* [Instructions for the task]
The data beneath this task has to be reprinted character for character.

* [Supplied records]
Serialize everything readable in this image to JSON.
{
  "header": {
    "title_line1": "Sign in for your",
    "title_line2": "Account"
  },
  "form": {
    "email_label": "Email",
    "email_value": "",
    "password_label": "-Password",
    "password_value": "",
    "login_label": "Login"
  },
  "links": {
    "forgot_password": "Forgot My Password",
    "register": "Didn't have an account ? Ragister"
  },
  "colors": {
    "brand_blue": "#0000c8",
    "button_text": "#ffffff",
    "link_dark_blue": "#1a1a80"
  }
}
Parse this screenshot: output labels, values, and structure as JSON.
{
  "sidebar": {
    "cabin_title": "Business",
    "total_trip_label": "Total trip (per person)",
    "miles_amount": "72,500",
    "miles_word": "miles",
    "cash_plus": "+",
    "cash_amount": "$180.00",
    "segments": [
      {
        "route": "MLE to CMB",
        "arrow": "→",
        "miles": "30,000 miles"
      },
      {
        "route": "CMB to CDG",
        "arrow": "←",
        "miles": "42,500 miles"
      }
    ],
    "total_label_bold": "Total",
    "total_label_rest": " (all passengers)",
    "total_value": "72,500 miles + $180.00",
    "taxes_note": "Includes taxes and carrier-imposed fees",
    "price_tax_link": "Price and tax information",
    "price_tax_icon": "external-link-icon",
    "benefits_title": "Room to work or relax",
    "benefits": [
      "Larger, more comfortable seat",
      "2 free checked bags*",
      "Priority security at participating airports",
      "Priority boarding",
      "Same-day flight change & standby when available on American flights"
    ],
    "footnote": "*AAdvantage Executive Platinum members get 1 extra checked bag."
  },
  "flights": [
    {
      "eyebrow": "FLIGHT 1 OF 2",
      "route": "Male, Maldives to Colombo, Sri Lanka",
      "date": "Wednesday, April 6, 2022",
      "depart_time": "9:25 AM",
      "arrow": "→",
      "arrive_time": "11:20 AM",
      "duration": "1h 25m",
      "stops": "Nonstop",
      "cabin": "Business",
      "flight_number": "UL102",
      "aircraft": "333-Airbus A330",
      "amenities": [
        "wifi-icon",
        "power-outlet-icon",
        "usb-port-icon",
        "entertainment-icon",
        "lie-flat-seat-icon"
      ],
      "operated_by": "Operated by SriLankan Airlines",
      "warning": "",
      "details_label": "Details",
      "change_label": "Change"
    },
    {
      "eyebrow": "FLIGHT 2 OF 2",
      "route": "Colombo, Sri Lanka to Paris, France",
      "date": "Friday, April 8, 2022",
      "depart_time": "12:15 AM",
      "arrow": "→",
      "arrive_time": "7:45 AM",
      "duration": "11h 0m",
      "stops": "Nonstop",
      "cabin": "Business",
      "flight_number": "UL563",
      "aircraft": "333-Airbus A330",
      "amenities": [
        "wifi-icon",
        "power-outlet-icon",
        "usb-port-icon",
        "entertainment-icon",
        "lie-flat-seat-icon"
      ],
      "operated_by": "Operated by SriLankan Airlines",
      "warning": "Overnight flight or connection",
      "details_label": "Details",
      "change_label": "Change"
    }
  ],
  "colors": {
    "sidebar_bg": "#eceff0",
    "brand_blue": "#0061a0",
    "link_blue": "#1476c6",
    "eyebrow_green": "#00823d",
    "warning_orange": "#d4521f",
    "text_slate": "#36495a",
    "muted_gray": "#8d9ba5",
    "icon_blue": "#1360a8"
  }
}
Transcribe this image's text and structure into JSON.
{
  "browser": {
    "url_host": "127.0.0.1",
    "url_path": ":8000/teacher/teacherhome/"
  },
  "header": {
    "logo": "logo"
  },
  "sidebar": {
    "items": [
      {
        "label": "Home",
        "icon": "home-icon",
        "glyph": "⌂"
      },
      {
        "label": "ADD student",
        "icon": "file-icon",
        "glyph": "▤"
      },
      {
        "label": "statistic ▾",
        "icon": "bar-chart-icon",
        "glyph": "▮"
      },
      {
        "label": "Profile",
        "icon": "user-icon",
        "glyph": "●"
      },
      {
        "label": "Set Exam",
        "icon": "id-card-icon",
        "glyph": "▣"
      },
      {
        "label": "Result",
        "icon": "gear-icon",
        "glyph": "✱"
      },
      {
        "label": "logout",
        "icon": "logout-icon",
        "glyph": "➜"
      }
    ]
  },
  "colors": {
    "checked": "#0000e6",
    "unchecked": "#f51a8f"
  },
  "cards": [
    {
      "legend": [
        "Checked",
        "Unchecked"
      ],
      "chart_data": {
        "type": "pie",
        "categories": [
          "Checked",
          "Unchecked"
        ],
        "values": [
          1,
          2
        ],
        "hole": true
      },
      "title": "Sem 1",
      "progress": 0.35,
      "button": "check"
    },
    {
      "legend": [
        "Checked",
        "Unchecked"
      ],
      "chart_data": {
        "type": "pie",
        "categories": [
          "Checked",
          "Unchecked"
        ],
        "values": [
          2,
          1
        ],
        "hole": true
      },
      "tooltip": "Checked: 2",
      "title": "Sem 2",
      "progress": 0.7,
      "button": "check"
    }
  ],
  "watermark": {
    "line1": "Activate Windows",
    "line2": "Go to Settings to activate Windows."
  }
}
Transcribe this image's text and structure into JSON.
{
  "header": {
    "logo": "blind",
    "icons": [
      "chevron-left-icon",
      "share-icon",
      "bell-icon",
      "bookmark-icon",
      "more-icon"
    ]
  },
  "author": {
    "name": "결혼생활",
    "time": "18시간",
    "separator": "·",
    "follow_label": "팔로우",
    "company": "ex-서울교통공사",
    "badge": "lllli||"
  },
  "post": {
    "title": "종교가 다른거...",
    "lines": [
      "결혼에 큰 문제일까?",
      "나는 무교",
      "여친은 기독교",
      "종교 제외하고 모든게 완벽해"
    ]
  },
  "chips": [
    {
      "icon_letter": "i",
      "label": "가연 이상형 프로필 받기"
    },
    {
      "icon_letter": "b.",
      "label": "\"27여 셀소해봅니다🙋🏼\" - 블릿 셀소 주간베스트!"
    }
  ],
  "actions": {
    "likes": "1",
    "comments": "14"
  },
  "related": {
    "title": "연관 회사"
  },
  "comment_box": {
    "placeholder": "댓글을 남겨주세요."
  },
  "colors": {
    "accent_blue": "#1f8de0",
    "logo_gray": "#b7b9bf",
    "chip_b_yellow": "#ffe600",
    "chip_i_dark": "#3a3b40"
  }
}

* [Response for this exercise]
Serialize everything readable in this image to JSON.
{
  "header": {
    "title_line1": "Sign in for your",
    "title_line2": "Account"
  },
  "form": {
    "email_label": "Email",
    "email_value": "",
    "password_label": "-Password",
    "password_value": "",
    "login_label": "Login"
  },
  "links": {
    "forgot_password": "Forgot My Password",
    "register": "Didn't have an account ? Ragister"
  },
  "colors": {
    "brand_blue": "#0000c8",
    "button_text": "#ffffff",
    "link_dark_blue": "#1a1a80"
  }
}
Parse this screenshot: output labels, values, and structure as JSON.
{
  "sidebar": {
    "cabin_title": "Business",
    "total_trip_label": "Total trip (per person)",
    "miles_amount": "72,500",
    "miles_word": "miles",
    "cash_plus": "+",
    "cash_amount": "$180.00",
    "segments": [
      {
        "route": "MLE to CMB",
        "arrow": "→",
        "miles": "30,000 miles"
      },
      {
        "route": "CMB to CDG",
        "arrow": "←",
        "miles": "42,500 miles"
      }
    ],
    "total_label_bold": "Total",
    "total_label_rest": " (all passengers)",
    "total_value": "72,500 miles + $180.00",
    "taxes_note": "Includes taxes and carrier-imposed fees",
    "price_tax_link": "Price and tax information",
    "price_tax_icon": "external-link-icon",
    "benefits_title": "Room to work or relax",
    "benefits": [
      "Larger, more comfortable seat",
      "2 free checked bags*",
      "Priority security at participating airports",
      "Priority boarding",
      "Same-day flight change & standby when available on American flights"
    ],
    "footnote": "*AAdvantage Executive Platinum members get 1 extra checked bag."
  },
  "flights": [
    {
      "eyebrow": "FLIGHT 1 OF 2",
      "route": "Male, Maldives to Colombo, Sri Lanka",
      "date": "Wednesday, April 6, 2022",
      "depart_time": "9:25 AM",
      "arrow": "→",
      "arrive_time": "11:20 AM",
      "duration": "1h 25m",
      "stops": "Nonstop",
      "cabin": "Business",
      "flight_number": "UL102",
      "aircraft": "333-Airbus A330",
      "amenities": [
        "wifi-icon",
        "power-outlet-icon",
        "usb-port-icon",
        "entertainment-icon",
        "lie-flat-seat-icon"
      ],
      "operated_by": "Operated by SriLankan Airlines",
      "warning": "",
      "details_label": "Details",
      "change_label": "Change"
    },
    {
      "eyebrow": "FLIGHT 2 OF 2",
      "route": "Colombo, Sri Lanka to Paris, France",
      "date": "Friday, April 8, 2022",
      "depart_time": "12:15 AM",
      "arrow": "→",
      "arrive_time": "7:45 AM",
      "duration": "11h 0m",
      "stops": "Nonstop",
      "cabin": "Business",
      "flight_number": "UL563",
      "aircraft": "333-Airbus A330",
      "amenities": [
        "wifi-icon",
        "power-outlet-icon",
        "usb-port-icon",
        "entertainment-icon",
        "lie-flat-seat-icon"
      ],
      "operated_by": "Operated by SriLankan Airlines",
      "warning": "Overnight flight or connection",
      "details_label": "Details",
      "change_label": "Change"
    }
  ],
  "colors": {
    "sidebar_bg": "#eceff0",
    "brand_blue": "#0061a0",
    "link_blue": "#1476c6",
    "eyebrow_green": "#00823d",
    "warning_orange": "#d4521f",
    "text_slate": "#36495a",
    "muted_gray": "#8d9ba5",
    "icon_blue": "#1360a8"
  }
}
Transcribe this image's text and structure into JSON.
{
  "browser": {
    "url_host": "127.0.0.1",
    "url_path": ":8000/teacher/teacherhome/"
  },
  "header": {
    "logo": "logo"
  },
  "sidebar": {
    "items": [
      {
        "label": "Home",
        "icon": "home-icon",
        "glyph": "⌂"
      },
      {
        "label": "ADD student",
        "icon": "file-icon",
        "glyph": "▤"
      },
      {
        "label": "statistic ▾",
        "icon": "bar-chart-icon",
        "glyph": "▮"
      },
      {
        "label": "Profile",
        "icon": "user-icon",
        "glyph": "●"
      },
      {
        "label": "Set Exam",
        "icon": "id-card-icon",
        "glyph": "▣"
      },
      {
        "label": "Result",
        "icon": "gear-icon",
        "glyph": "✱"
      },
      {
        "label": "logout",
        "icon": "logout-icon",
        "glyph": "➜"
      }
    ]
  },
  "colors": {
    "checked": "#0000e6",
    "unchecked": "#f51a8f"
  },
  "cards": [
    {
      "legend": [
        "Checked",
        "Unchecked"
      ],
      "chart_data": {
        "type": "pie",
        "categories": [
          "Checked",
          "Unchecked"
        ],
        "values": [
          1,
          2
        ],
        "hole": true
      },
      "title": "Sem 1",
      "progress": 0.35,
      "button": "check"
    },
    {
      "legend": [
        "Checked",
        "Unchecked"
      ],
      "chart_data": {
        "type": "pie",
        "categories": [
          "Checked",
          "Unchecked"
        ],
        "values": [
          2,
          1
        ],
        "hole": true
      },
      "tooltip": "Checked: 2",
      "title": "Sem 2",
      "progress": 0.7,
      "button": "check"
    }
  ],
  "watermark": {
    "line1": "Activate Windows",
    "line2": "Go to Settings to activate Windows."
  }
}
Transcribe this image's text and structure into JSON.
{
  "header": {
    "logo": "blind",
    "icons": [
      "chevron-left-icon",
      "share-icon",
      "bell-icon",
      "bookmark-icon",
      "more-icon"
    ]
  },
  "author": {
    "name": "결혼생활",
    "time": "18시간",
    "separator": "·",
    "follow_label": "팔로우",
    "company": "ex-서울교통공사",
    "badge": "lllli||"
  },
  "post": {
    "title": "종교가 다른거...",
    "lines": [
      "결혼에 큰 문제일까?",
      "나는 무교",
      "여친은 기독교",
      "종교 제외하고 모든게 완벽해"
    ]
  },
  "chips": [
    {
      "icon_letter": "i",
      "label": "가연 이상형 프로필 받기"
    },
    {
      "icon_letter": "b.",
      "label": "\"27여 셀소해봅니다🙋🏼\" - 블릿 셀소 주간베스트!"
    }
  ],
  "actions": {
    "likes": "1",
    "comments": "14"
  },
  "related": {
    "title": "연관 회사"
  },
  "comment_box": {
    "placeholder": "댓글을 남겨주세요."
  },
  "colors": {
    "accent_blue": "#1f8de0",
    "logo_gray": "#b7b9bf",
    "chip_b_yellow": "#ffe600",
    "chip_i_dark": "#3a3b40"
  }
}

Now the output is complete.